DATASET EXTRACT |
+-------+
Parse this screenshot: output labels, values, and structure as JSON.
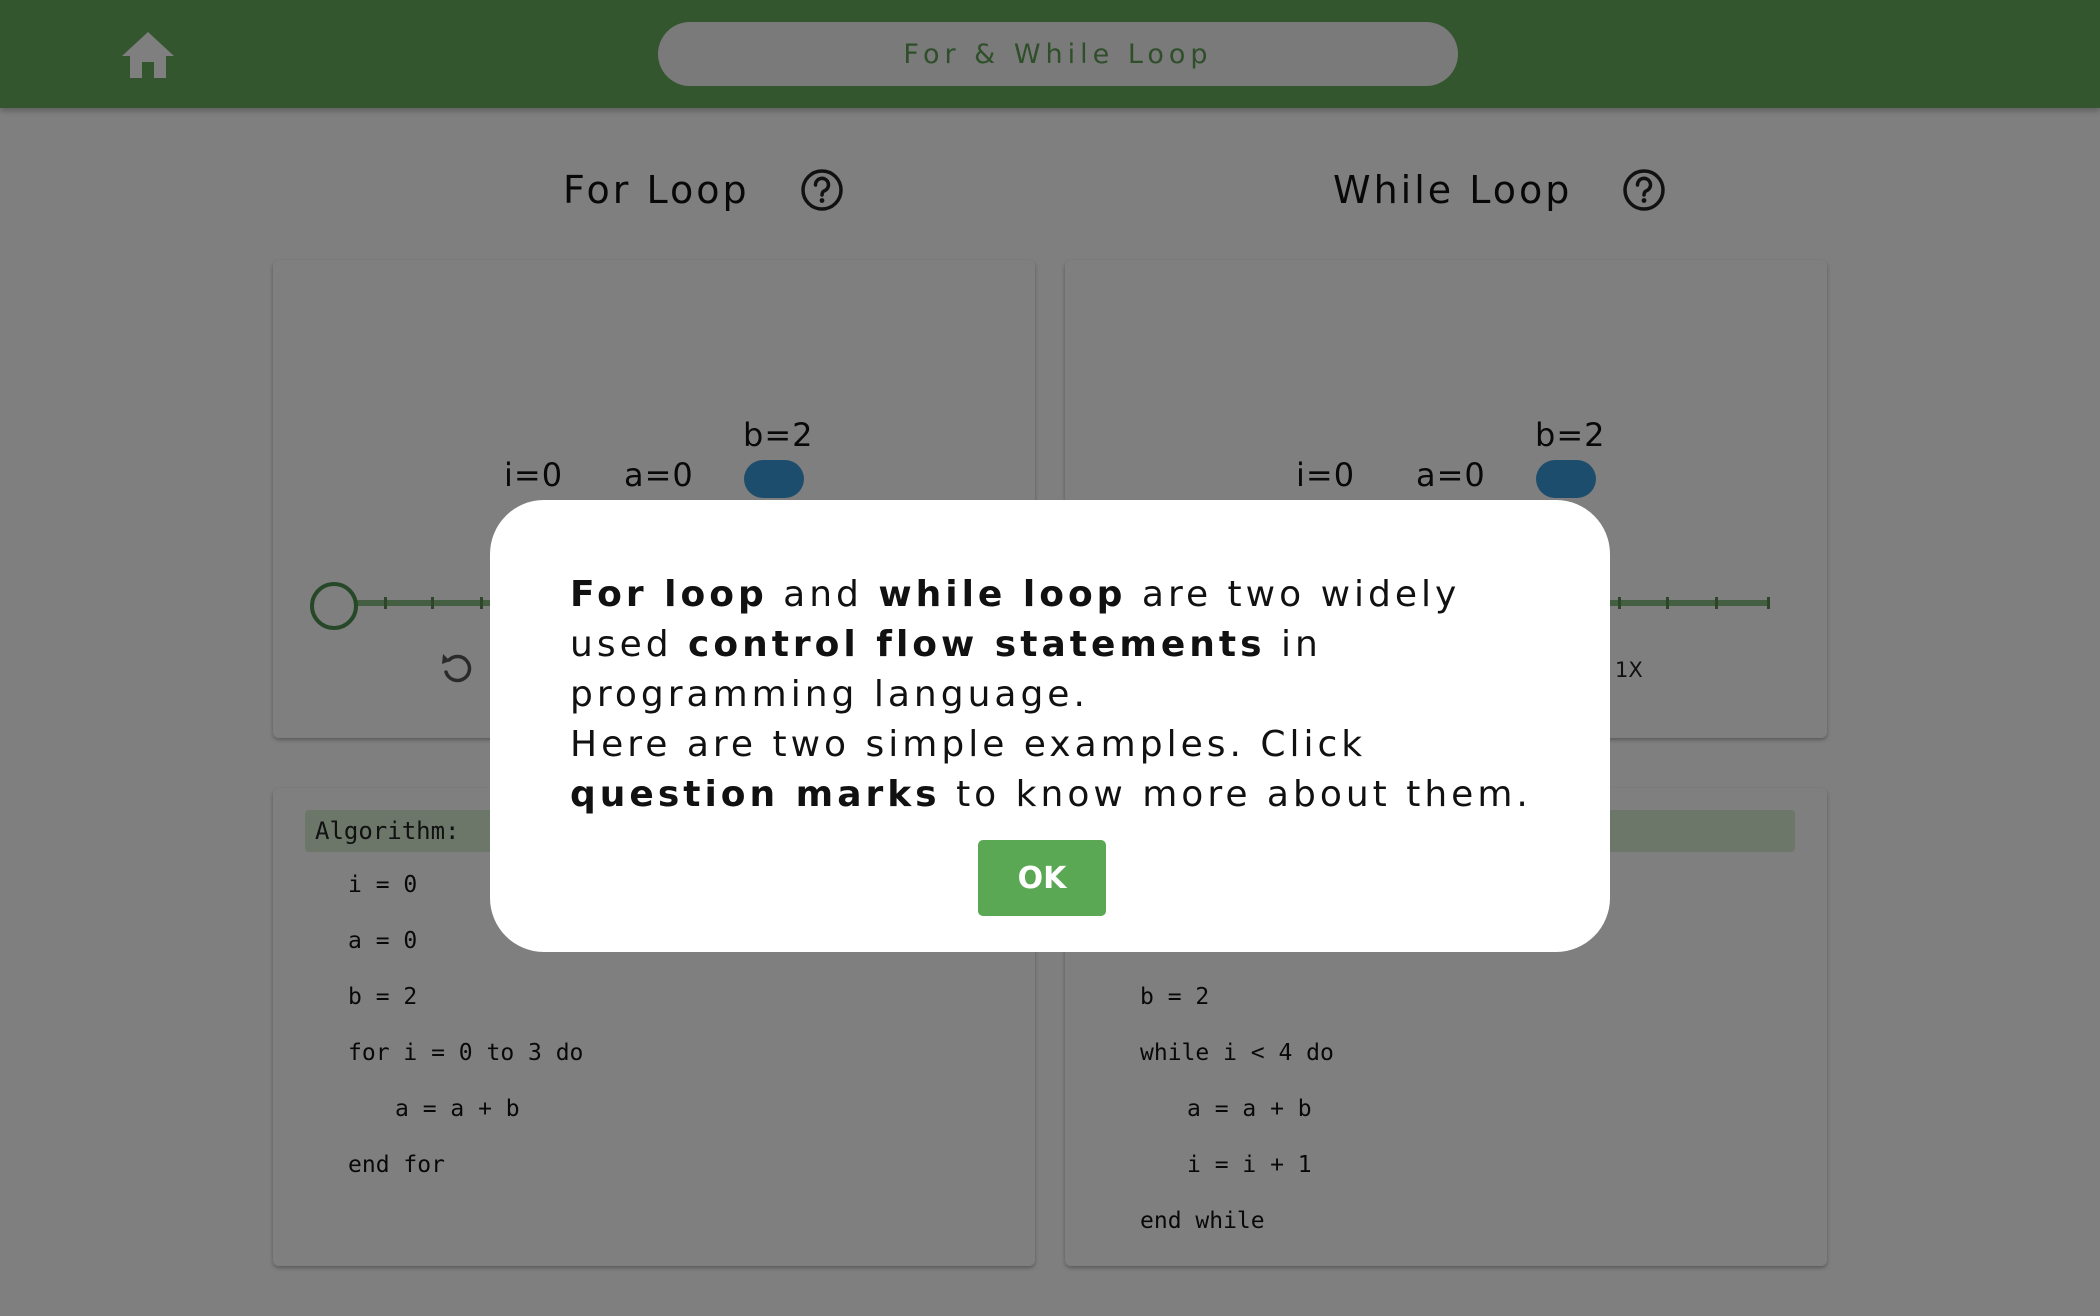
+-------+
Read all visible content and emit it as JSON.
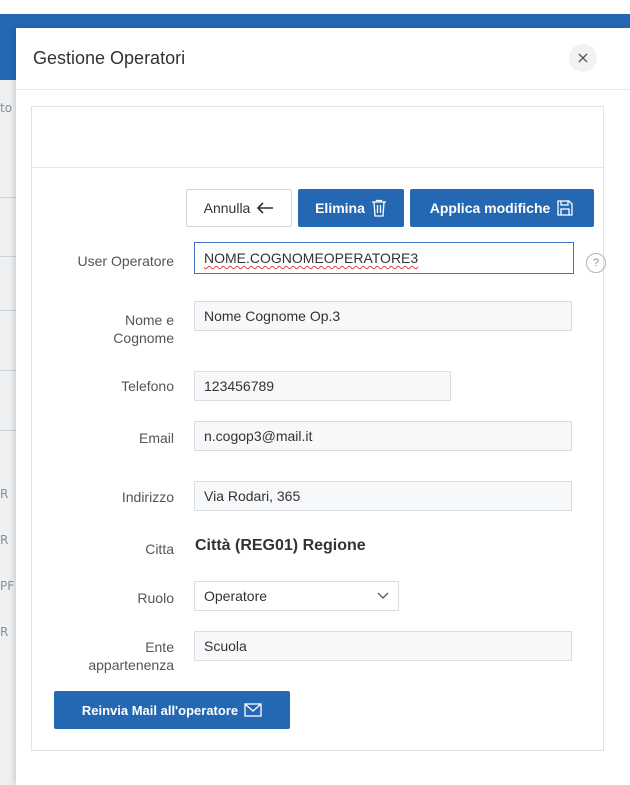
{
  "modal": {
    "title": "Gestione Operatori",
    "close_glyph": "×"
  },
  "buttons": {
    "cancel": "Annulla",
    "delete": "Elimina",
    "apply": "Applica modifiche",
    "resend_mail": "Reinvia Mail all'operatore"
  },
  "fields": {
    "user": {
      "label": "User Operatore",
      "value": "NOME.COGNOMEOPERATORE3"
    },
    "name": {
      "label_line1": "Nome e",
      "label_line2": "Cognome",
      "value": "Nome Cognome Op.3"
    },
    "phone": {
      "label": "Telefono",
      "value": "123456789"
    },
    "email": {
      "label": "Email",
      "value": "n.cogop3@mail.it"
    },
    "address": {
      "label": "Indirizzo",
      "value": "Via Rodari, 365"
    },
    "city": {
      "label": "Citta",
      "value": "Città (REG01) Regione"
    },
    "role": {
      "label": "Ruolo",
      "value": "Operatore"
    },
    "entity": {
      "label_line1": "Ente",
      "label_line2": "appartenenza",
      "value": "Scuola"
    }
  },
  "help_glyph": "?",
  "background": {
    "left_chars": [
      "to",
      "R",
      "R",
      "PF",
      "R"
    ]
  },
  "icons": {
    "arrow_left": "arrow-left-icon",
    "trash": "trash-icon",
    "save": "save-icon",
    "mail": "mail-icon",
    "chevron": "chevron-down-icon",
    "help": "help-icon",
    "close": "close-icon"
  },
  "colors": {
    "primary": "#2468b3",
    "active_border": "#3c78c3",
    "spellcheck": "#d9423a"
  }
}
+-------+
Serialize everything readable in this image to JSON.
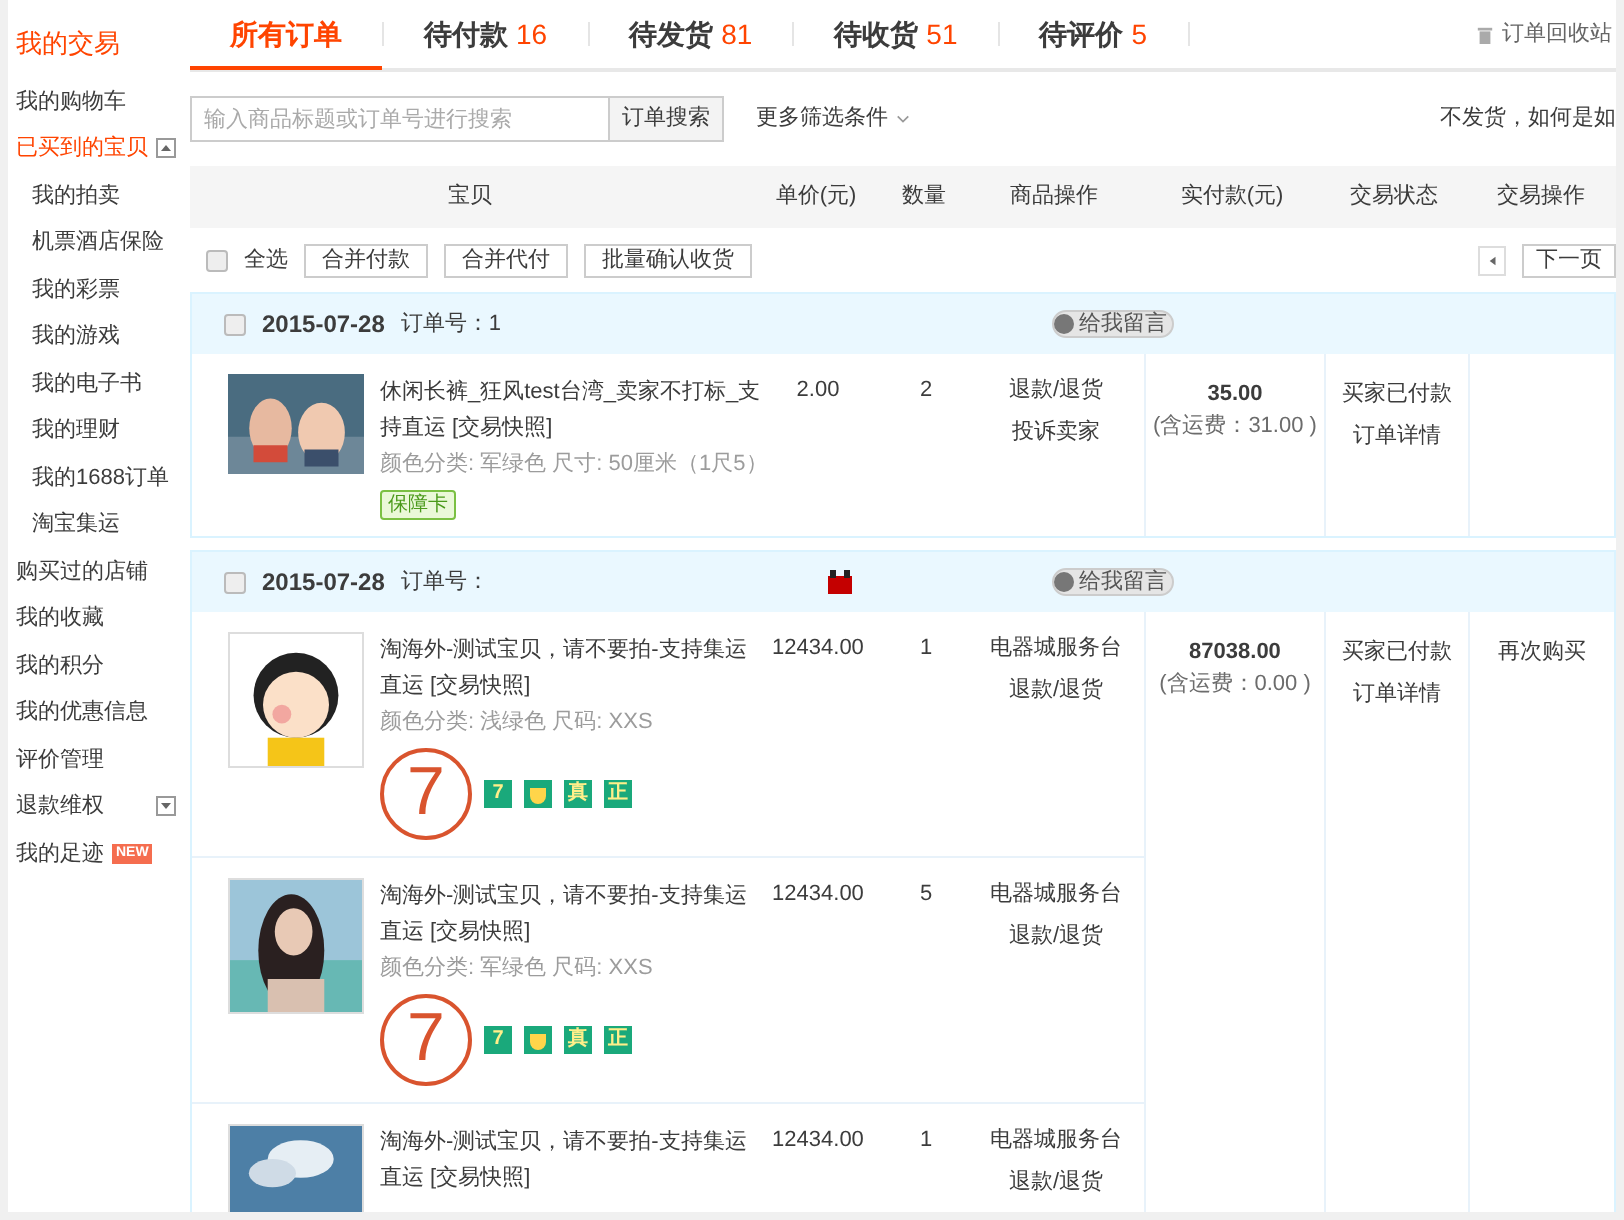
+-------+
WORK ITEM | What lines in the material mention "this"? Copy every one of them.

SOLUTION BELOW |
Parse this screenshot: output labels, values, and structure as JSON.
Serialize everything readable in this image to JSON.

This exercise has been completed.